Matzah, an unleavened bread similar to a cracker, forms the base of this sweet-and-salty Passover treat. The matzo boards are covered with a buttery brown sugar toffee, then after it’s baked until crispy, slathered with chocolate and topped with chopped nuts.Yes, it is as delicious as it sounds. Ready to work a little matzo magic?
Matzo Toffee for Passover
Start by preheating your oven to 350° F and lining a rimmed baking sheet with foil or parchment paper. Spray the baking sheet with nonstick cooking spray to make the toffee easy to remove later.
Arrange the matzos on the bottom of the pan so that they cover the entire area. You’ll probably have to break or cut a few to get them to fit, and you might have a little left over. Nibbles for the chef!
Combine the butter and the brown sugar in a small saucepan. If you’re using unsalted matzos and unsalted nuts, you’ll want to add a pinch of salt to the pan as well–about 1/2 tsp should do.
Place the pan over medium heat, and stir while the butter melts and the sugar dissolves. Continue to cook the sugar, stirring frequently, until it starts to boil. Once it’s at a full boil, cook it for 1 minute, stirring constantly.
After one minute, take the pan off the heat and pour the sugar syrup all over the matzos in the pan.

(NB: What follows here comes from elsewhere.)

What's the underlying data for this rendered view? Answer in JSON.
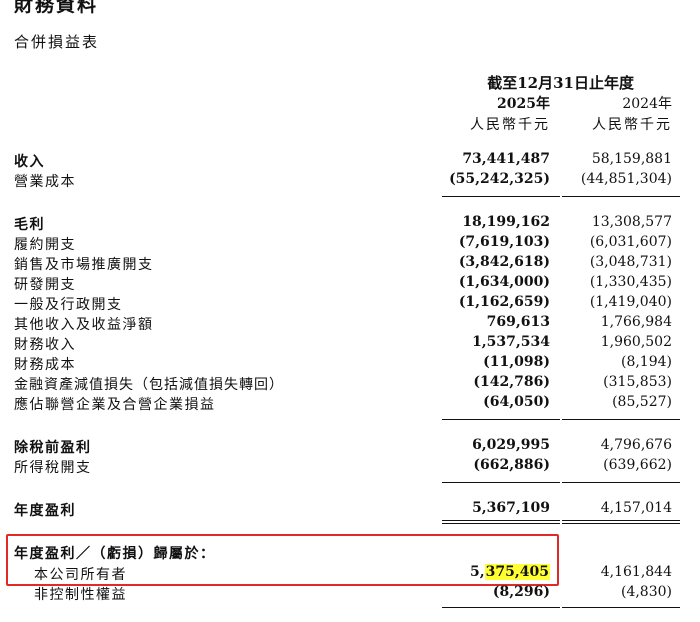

Try to drizzle it so it’s evenly spread over the pan.
Take a knife or a spatula and gently move the toffee around so it’s covering most of the matzos. Work quickly so it’s still hot and liquid. It will spread in the oven, so don’t worry if you miss a few spots.
Place the tray of toffee-covered matzo in the 350° oven and bake it for 5-7 minutes, until the toffee is bubbling all over, like so:
Isn’t that beautiful? Don’t you just want to dive in right now? Resist. It’s only going to get better. Let the toffee rest for just one minute after you pull it out of the oven.
Then sprinkle the chocolate chips all over the surface of the toffee, and let them rest for an additional minute. The heat from the toffee will soften and melt the chocolate.
Use your trusty spatula or knife to spread the melted chocolate chips all over the toffee, so that every inch is covered. Now is a good time to mention that you can use any type of chips or chocolate you like: white chocolate? Peanut butter? Butterscotch? They would all be amazing, and would all work equally well on this matzo toffee.
Sprinkle the top of the wet chocolate with your chopped nuts. I’m using peanuts, but any toasted, salted nut will do. Press them gently into the top of the chocolate so they adhere. Refrigerate the tray of matzo toffee until the chocolate is cool and set, about 30 minutes.
Once it’s set, take the tray from the refrigerator and peel off the foil or parchment baking. Break the matzo toffee into small pieces using your hands, or you can cut it into small squares with a large knife.
Store your Passover matzo toffee in an airtight container at room temperature. If it’s very warm where you live, the chocolate might start to get soft, so refrigerate the toffee if the chocolate seems to be getting sticky. Technically this will stay fresh for about a week, but I’ve never known a batch to last longer than a few days.
If you weren’t already sold on these candies, here’s one final close-up of the beautiful toffee layers. Crunchy, slightly savory matzo, buttery caramelized toffee, semi-sweet chocolate, and salty toasted nuts. Don’t miss the rest of the Oh Nuts selection of Passover cakes and cookies, too!
- 5 matzos
- 1 stick (4 oz) butter
- 1 cup packed brown sugar
- 2 cups chocolate chips
- ½ cup chopped, salted nuts (I recommend almonds, peanuts walnuts, or cashews)
You can take a look at our Passover Bakery for a fine selection of Passover Deserts Cakes and Cookies.
All text and images (c) Elizabeth LaBau